After reviewing the case, we concluded that the CFA was violated by the contractor. In addition, we concluded that the manufacturer of the cabinets may have also violated the CFA with respect to supplying defective cabinets. Consequently, we filed a motion to transfer the case from the Special Civil Part to the Law Division, which has no monetary limit for recovery. The motion was granted over the vigorous opposition of the HIC. We then filed a motion to file a more expansive answer and counterclaim than the one filed by the prior larger law firm. Subsequently, after a brief period of discovery, we filed a well researched and lengthy brief for summary judgment â€“ asking the court to declare that the CFA was violated by the defendants. After the brief was filed, the cabinet manufacturer and the HIC entered into negotiation with our firm. A settlement agreement was finally reached. In that settlement, the homeowners did not have to pay the balance of the $11,000, did not have to return the cabinets, and in addition, the homeowners received an additional $5000 on top of all that. Moreover, the cabinet makers and the HIC paid us a portion of our attorneysâ€™ fees. While we lost thousands of dollars in attorneysâ€™ fees litigating the case, we were thrilled to have the case concluded in the way it did- the client did not have to pay the $11,000 balance, paid us no money, got to keep the cabinets, and in addition got an extra $5000 on top of all that. The prior law firm had an agreement to charge them $420 per hour win or lose.
There is a lesson in this case. It has been my experience that the size of the firm does not matter much in many cases. When you hire an attorney, you hire a lawyer and not the firm. While we normally do not directly charge the client in CFA cases, if we do, an hourly fee of $420 per hour would be extremely high for a case in which someone is suing for only $11,000, irrespective of whether the attorney has 10 years or 30 years of experience. We spent in excess of 130 hours on the case. Had that attorney charged $420 per hour, his fees would have been $54,600. For a case in which only $11,000 was at stake that charge would have been preposterous.
John Doe v. Large Insurance Company
Bad Faith Lawsuit - Settlement

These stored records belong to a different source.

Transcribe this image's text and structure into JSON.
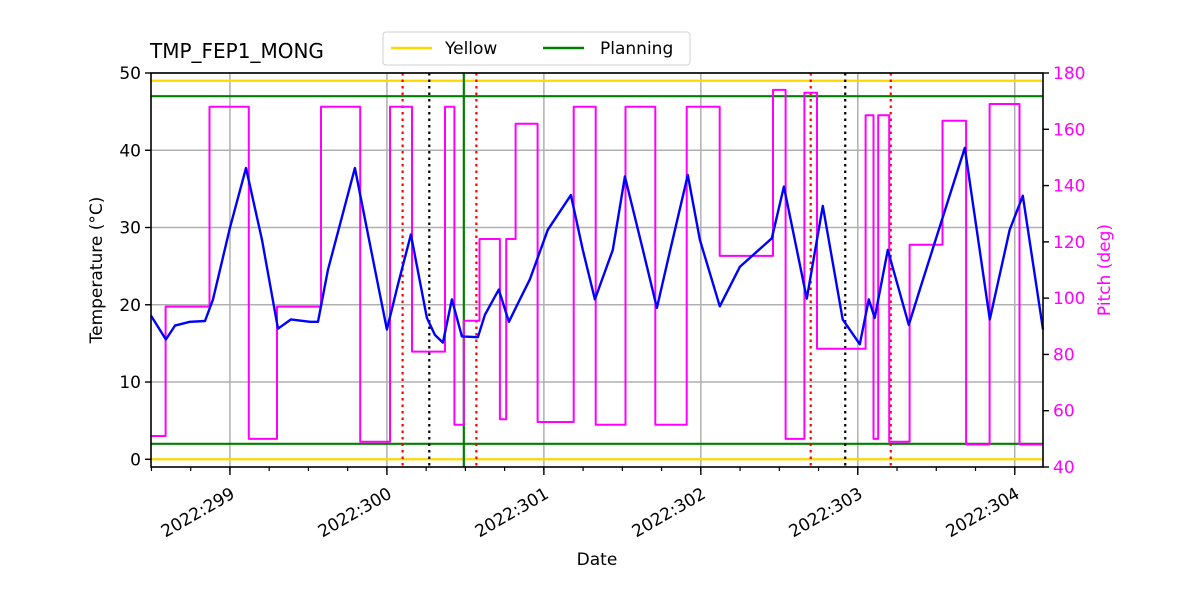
{
  "chart_data": {
    "type": "line",
    "title": "TMP_FEP1_MONG",
    "xlabel": "Date",
    "ylabel": "Temperature ($^\\circ$C)",
    "ylabel_display": "Temperature (°C)",
    "y2label": "Pitch (deg)",
    "xlim": [
      298.497,
      304.18
    ],
    "ylim": [
      -1.0,
      50
    ],
    "y2lim": [
      40,
      180
    ],
    "x_ticks": [
      299,
      300,
      301,
      302,
      303,
      304
    ],
    "x_tick_labels": [
      "2022:299",
      "2022:300",
      "2022:301",
      "2022:302",
      "2022:303",
      "2022:304"
    ],
    "x_minor_tick_step": 0.25,
    "y_ticks": [
      0,
      10,
      20,
      30,
      40,
      50
    ],
    "y_tick_labels": [
      "0",
      "10",
      "20",
      "30",
      "40",
      "50"
    ],
    "y2_ticks": [
      40,
      60,
      80,
      100,
      120,
      140,
      160,
      180
    ],
    "y2_tick_labels": [
      "40",
      "60",
      "80",
      "100",
      "120",
      "140",
      "160",
      "180"
    ],
    "grid": true,
    "legend": {
      "placement": "top-center",
      "entries": [
        {
          "label": "Yellow",
          "color": "#ffd700"
        },
        {
          "label": "Planning",
          "color": "#008000"
        }
      ]
    },
    "colors": {
      "temperature": "#0000ff",
      "pitch": "#ff00ff",
      "yellow": "#ffd700",
      "planning": "#008000",
      "red_marker": "#ff0000",
      "black_marker": "#000000",
      "grid": "#b0b0b0",
      "y2_axis": "#ff00ff"
    },
    "horizontal_limits": [
      {
        "name": "yellow-high",
        "value": 49,
        "color": "#ffd700"
      },
      {
        "name": "yellow-low",
        "value": 0,
        "color": "#ffd700"
      },
      {
        "name": "planning-high",
        "value": 47,
        "color": "#008000"
      },
      {
        "name": "planning-low",
        "value": 2,
        "color": "#008000"
      }
    ],
    "vertical_markers": [
      {
        "x": 300.1,
        "style": "dotted",
        "color": "#ff0000"
      },
      {
        "x": 300.27,
        "style": "dotted",
        "color": "#000000"
      },
      {
        "x": 300.49,
        "style": "solid",
        "color": "#008000"
      },
      {
        "x": 300.57,
        "style": "dotted",
        "color": "#ff0000"
      },
      {
        "x": 302.7,
        "style": "dotted",
        "color": "#ff0000"
      },
      {
        "x": 302.92,
        "style": "dotted",
        "color": "#000000"
      },
      {
        "x": 303.21,
        "style": "dotted",
        "color": "#ff0000"
      }
    ],
    "series": [
      {
        "name": "Temperature",
        "axis": "left",
        "color": "#0000ff",
        "x": [
          298.497,
          298.592,
          298.65,
          298.745,
          298.841,
          298.892,
          299.0,
          299.102,
          299.204,
          299.306,
          299.389,
          299.51,
          299.561,
          299.624,
          299.796,
          299.892,
          300.0,
          300.07,
          300.153,
          300.255,
          300.306,
          300.357,
          300.414,
          300.478,
          300.58,
          300.624,
          300.713,
          300.777,
          300.847,
          300.911,
          301.025,
          301.172,
          301.248,
          301.325,
          301.439,
          301.516,
          301.631,
          301.72,
          301.79,
          301.917,
          301.994,
          302.121,
          302.248,
          302.452,
          302.529,
          302.675,
          302.777,
          302.904,
          303.013,
          303.07,
          303.108,
          303.191,
          303.325,
          303.395,
          303.51,
          303.682,
          303.841,
          303.968,
          304.051,
          304.18
        ],
        "values": [
          18.6,
          15.5,
          17.3,
          17.8,
          17.9,
          20.7,
          30.0,
          37.7,
          28.4,
          16.9,
          18.1,
          17.8,
          17.8,
          24.5,
          37.7,
          27.8,
          16.8,
          22.6,
          29.1,
          18.3,
          16.1,
          15.1,
          20.7,
          15.9,
          15.8,
          18.7,
          21.96,
          17.8,
          20.7,
          23.3,
          29.7,
          34.2,
          27.1,
          20.7,
          27.1,
          36.6,
          27.1,
          19.6,
          25.8,
          36.8,
          28.4,
          19.8,
          24.9,
          28.6,
          35.3,
          20.8,
          32.8,
          18.1,
          14.9,
          20.7,
          18.3,
          27.1,
          17.4,
          21.96,
          29.3,
          40.3,
          18.1,
          29.7,
          34.1,
          16.8
        ]
      },
      {
        "name": "Pitch",
        "axis": "right",
        "color": "#ff00ff",
        "step": true,
        "x": [
          298.497,
          298.59,
          298.87,
          299.12,
          299.3,
          299.58,
          299.83,
          300.0,
          300.02,
          300.16,
          300.37,
          300.43,
          300.45,
          300.49,
          300.59,
          300.72,
          300.76,
          300.82,
          300.96,
          301.19,
          301.33,
          301.52,
          301.71,
          301.91,
          302.12,
          302.46,
          302.54,
          302.66,
          302.74,
          303.05,
          303.1,
          303.13,
          303.2,
          303.33,
          303.54,
          303.69,
          303.84,
          304.03,
          304.18
        ],
        "values": [
          51,
          97,
          168,
          50,
          97,
          168,
          49,
          49,
          168,
          81,
          168,
          55,
          55,
          92,
          121,
          57,
          121,
          162,
          56,
          168,
          55,
          168,
          55,
          168,
          115,
          174,
          50,
          173,
          82,
          165,
          50,
          165,
          49,
          119,
          163,
          48,
          169,
          48,
          48
        ]
      }
    ]
  }
}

Large Insurer refused to pay an automobile theft claim, alleging that client committed fraud, based on a report of its "expert" that vehicle was moved only with the assigned key. Had the pay the claim, they would have to pay the client only about $12,000. Instead, the settlement was $120,000.
Ayad v. Bank of America (as successor to Fleet Bank

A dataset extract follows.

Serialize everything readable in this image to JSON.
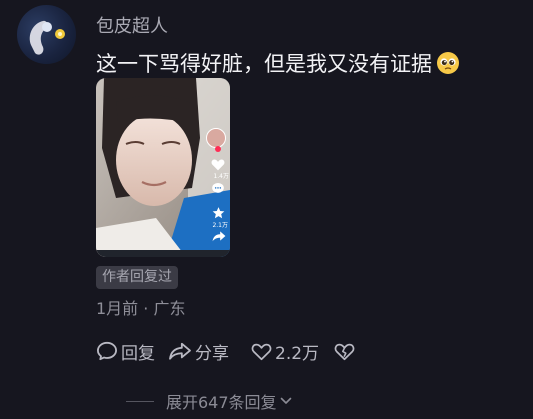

Lawsuits & Disputes
Jury found that Bank of America, as successor to Fleet Bank, committed an unconscionable commercial practice in violation of the New Jersey Consumer Fraud Act for failing to pay the plaintiffs $27,000 in two CDs and failing to conduct a reasonable inquiry as to the missing CDs when it took over Fleet. Bank of America was liable for reasonable attorneys fees